• AIM OF THE TASK:
Read through the lines below and copy the ones holding the string "Vous".

• MATERIAL FOR THIS TASK:
- - -

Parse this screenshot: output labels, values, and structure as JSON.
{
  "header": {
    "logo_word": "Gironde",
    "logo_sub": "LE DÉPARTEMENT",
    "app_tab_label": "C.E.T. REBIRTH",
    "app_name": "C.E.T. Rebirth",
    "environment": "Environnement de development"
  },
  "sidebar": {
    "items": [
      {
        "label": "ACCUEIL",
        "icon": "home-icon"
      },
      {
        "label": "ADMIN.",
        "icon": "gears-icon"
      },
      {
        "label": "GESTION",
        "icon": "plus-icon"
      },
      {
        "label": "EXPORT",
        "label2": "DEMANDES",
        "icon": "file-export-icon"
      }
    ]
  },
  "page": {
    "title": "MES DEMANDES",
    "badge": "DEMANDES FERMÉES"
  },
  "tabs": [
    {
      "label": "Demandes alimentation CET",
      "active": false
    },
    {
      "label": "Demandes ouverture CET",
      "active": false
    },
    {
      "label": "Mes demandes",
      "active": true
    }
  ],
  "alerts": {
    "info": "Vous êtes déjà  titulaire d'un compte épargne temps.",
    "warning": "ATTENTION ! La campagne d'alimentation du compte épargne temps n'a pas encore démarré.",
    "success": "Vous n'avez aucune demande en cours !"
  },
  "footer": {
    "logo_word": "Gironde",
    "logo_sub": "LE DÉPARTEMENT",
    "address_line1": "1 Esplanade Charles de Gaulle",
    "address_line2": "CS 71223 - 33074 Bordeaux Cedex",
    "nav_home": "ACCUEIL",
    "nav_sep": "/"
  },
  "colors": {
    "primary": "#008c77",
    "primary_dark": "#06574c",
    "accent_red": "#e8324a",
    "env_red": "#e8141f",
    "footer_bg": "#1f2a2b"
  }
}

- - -

• EXERCISE RESPONSE:
    "info": "Vous êtes déjà  titulaire d'un compte épargne temps.",
    "success": "Vous n'avez aucune demande en cours !"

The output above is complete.